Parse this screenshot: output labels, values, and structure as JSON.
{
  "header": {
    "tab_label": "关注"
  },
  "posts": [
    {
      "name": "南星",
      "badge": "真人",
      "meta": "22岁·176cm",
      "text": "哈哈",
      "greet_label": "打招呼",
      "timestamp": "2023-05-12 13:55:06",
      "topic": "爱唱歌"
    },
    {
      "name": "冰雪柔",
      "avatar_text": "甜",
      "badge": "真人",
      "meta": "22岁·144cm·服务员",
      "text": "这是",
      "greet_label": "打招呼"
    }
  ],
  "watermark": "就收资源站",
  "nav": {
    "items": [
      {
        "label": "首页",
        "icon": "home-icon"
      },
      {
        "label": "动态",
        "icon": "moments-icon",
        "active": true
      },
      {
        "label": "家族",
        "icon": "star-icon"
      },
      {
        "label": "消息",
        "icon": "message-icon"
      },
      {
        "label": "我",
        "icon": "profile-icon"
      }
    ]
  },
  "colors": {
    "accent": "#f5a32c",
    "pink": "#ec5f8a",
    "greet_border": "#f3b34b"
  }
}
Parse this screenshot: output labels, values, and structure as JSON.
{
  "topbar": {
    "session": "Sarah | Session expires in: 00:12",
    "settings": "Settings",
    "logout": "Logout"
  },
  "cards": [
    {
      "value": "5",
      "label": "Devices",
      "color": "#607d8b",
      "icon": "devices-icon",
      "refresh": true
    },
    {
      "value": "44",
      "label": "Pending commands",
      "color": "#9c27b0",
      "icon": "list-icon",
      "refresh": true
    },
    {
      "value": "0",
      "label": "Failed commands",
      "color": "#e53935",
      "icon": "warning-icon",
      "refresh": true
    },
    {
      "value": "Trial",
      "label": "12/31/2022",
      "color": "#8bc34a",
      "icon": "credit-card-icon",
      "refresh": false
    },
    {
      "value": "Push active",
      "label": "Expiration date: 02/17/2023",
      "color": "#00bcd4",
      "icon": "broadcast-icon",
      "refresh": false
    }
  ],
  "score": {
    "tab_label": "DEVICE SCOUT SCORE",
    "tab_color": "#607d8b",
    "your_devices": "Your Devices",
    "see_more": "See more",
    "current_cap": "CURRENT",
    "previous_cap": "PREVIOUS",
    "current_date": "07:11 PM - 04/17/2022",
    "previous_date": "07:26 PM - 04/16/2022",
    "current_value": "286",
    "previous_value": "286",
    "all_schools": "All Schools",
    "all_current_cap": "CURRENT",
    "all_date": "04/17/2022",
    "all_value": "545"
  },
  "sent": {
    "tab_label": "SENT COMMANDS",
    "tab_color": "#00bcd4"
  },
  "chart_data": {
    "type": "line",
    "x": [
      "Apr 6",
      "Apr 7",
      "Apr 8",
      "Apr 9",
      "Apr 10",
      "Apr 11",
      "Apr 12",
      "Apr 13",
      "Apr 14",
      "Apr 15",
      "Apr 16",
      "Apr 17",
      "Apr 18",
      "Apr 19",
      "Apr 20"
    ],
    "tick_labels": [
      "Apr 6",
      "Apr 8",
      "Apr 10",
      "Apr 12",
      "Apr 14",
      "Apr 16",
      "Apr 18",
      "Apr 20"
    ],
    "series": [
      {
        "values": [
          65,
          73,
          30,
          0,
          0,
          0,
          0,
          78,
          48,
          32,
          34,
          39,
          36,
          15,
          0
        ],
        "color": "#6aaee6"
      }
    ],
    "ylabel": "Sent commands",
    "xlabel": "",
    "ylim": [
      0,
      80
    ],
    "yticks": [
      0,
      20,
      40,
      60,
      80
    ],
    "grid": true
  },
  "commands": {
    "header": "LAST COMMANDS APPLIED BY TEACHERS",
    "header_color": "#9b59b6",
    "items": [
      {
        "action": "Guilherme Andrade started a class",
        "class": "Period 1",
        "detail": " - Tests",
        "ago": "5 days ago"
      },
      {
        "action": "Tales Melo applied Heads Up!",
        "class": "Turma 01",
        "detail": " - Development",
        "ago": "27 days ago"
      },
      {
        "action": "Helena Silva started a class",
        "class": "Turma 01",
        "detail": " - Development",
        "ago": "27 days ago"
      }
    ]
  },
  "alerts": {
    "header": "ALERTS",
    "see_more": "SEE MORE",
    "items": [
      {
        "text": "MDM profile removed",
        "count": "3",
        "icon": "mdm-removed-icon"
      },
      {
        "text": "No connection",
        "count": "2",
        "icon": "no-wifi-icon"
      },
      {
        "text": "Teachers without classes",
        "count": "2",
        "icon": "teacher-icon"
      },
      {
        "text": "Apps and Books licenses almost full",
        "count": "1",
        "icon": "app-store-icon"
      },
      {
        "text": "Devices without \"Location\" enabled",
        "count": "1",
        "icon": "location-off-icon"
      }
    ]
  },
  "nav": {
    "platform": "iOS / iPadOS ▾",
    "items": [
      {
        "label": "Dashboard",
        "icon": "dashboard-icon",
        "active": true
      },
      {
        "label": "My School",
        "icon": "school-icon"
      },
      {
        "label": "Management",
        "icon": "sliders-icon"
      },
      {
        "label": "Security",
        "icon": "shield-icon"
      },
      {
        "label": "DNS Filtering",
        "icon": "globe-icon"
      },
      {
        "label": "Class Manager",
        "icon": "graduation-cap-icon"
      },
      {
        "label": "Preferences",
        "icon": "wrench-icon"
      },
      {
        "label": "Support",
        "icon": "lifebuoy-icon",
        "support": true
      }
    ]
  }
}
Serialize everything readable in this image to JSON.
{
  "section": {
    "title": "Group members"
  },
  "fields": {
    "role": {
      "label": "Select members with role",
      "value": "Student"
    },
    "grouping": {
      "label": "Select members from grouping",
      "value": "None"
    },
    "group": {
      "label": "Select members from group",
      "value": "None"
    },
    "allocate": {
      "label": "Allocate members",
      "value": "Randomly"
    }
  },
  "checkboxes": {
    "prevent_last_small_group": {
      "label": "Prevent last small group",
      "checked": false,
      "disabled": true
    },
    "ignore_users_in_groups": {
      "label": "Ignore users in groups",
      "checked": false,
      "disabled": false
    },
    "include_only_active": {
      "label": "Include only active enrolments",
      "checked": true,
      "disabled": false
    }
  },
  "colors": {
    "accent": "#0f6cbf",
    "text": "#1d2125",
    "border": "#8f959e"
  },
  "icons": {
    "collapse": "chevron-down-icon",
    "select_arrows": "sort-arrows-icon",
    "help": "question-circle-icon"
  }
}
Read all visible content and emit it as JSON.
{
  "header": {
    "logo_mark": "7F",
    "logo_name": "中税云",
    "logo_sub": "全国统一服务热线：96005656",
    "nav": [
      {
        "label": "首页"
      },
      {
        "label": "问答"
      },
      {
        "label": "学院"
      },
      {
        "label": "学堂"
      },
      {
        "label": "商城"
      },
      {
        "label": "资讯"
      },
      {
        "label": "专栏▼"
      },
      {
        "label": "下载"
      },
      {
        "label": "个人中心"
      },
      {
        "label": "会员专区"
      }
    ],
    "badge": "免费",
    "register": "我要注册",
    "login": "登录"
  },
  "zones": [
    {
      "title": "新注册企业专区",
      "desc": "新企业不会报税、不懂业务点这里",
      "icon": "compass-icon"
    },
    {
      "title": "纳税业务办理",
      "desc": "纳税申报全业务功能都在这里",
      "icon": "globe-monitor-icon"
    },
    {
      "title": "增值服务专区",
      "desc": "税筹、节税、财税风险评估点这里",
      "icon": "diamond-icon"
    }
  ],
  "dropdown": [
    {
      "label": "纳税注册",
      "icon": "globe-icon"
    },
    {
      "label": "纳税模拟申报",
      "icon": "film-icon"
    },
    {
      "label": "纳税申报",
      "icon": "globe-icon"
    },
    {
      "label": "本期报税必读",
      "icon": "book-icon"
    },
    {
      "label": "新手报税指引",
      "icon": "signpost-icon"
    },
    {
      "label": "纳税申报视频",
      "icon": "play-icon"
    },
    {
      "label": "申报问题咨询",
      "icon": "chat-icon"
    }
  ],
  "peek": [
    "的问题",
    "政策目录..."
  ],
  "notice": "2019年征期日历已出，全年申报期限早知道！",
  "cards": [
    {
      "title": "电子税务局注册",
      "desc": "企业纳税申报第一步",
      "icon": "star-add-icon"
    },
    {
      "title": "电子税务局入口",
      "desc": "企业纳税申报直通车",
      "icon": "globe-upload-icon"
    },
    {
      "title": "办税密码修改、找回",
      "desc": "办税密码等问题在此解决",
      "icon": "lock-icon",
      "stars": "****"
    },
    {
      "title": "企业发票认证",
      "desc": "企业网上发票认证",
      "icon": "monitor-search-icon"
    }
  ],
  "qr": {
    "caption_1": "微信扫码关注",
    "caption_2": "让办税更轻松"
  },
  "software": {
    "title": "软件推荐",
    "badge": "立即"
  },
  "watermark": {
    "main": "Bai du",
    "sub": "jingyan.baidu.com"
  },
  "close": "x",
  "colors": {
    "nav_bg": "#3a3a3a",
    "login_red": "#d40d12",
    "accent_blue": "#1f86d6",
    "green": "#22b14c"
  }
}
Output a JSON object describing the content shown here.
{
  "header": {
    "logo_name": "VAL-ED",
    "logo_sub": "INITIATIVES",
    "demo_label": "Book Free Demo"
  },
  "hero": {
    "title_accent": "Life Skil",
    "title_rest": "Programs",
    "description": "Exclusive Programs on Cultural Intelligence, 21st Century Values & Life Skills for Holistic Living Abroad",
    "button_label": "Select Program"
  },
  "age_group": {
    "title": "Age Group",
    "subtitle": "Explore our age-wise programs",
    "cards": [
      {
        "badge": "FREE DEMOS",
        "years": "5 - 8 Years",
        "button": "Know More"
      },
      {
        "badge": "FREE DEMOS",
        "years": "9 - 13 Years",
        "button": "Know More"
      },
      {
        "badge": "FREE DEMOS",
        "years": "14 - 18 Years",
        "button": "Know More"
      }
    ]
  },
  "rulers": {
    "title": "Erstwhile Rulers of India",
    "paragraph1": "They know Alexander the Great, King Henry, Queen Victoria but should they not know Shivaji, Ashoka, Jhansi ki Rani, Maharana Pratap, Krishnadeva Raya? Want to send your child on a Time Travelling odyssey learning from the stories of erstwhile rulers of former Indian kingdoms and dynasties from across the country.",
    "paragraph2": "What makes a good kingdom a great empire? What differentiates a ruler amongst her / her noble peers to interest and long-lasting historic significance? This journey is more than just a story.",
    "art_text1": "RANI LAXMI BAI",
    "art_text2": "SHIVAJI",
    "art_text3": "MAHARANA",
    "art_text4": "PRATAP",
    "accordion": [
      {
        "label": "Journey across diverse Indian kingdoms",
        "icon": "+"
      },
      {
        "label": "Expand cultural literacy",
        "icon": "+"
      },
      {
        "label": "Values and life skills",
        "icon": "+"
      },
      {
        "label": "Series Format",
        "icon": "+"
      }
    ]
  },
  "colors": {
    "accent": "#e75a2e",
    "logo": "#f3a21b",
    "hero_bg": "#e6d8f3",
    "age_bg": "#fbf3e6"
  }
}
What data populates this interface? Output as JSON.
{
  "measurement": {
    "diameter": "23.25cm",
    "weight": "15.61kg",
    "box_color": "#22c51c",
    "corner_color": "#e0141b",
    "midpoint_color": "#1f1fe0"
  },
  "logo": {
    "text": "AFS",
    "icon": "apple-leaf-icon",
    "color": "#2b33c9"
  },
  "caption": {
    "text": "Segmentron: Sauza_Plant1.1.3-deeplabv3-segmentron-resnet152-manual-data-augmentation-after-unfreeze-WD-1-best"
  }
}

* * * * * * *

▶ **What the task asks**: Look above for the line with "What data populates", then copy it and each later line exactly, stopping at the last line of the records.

▶ **Task response**:
What data populates this interface? Output as JSON.
{
  "measurement": {
    "diameter": "23.25cm",
    "weight": "15.61kg",
    "box_color": "#22c51c",
    "corner_color": "#e0141b",
    "midpoint_color": "#1f1fe0"
  },
  "logo": {
    "text": "AFS",
    "icon": "apple-leaf-icon",
    "color": "#2b33c9"
  },
  "caption": {
    "text": "Segmentron: Sauza_Plant1.1.3-deeplabv3-segmentron-resnet152-manual-data-augmentation-after-unfreeze-WD-1-best"
  }
}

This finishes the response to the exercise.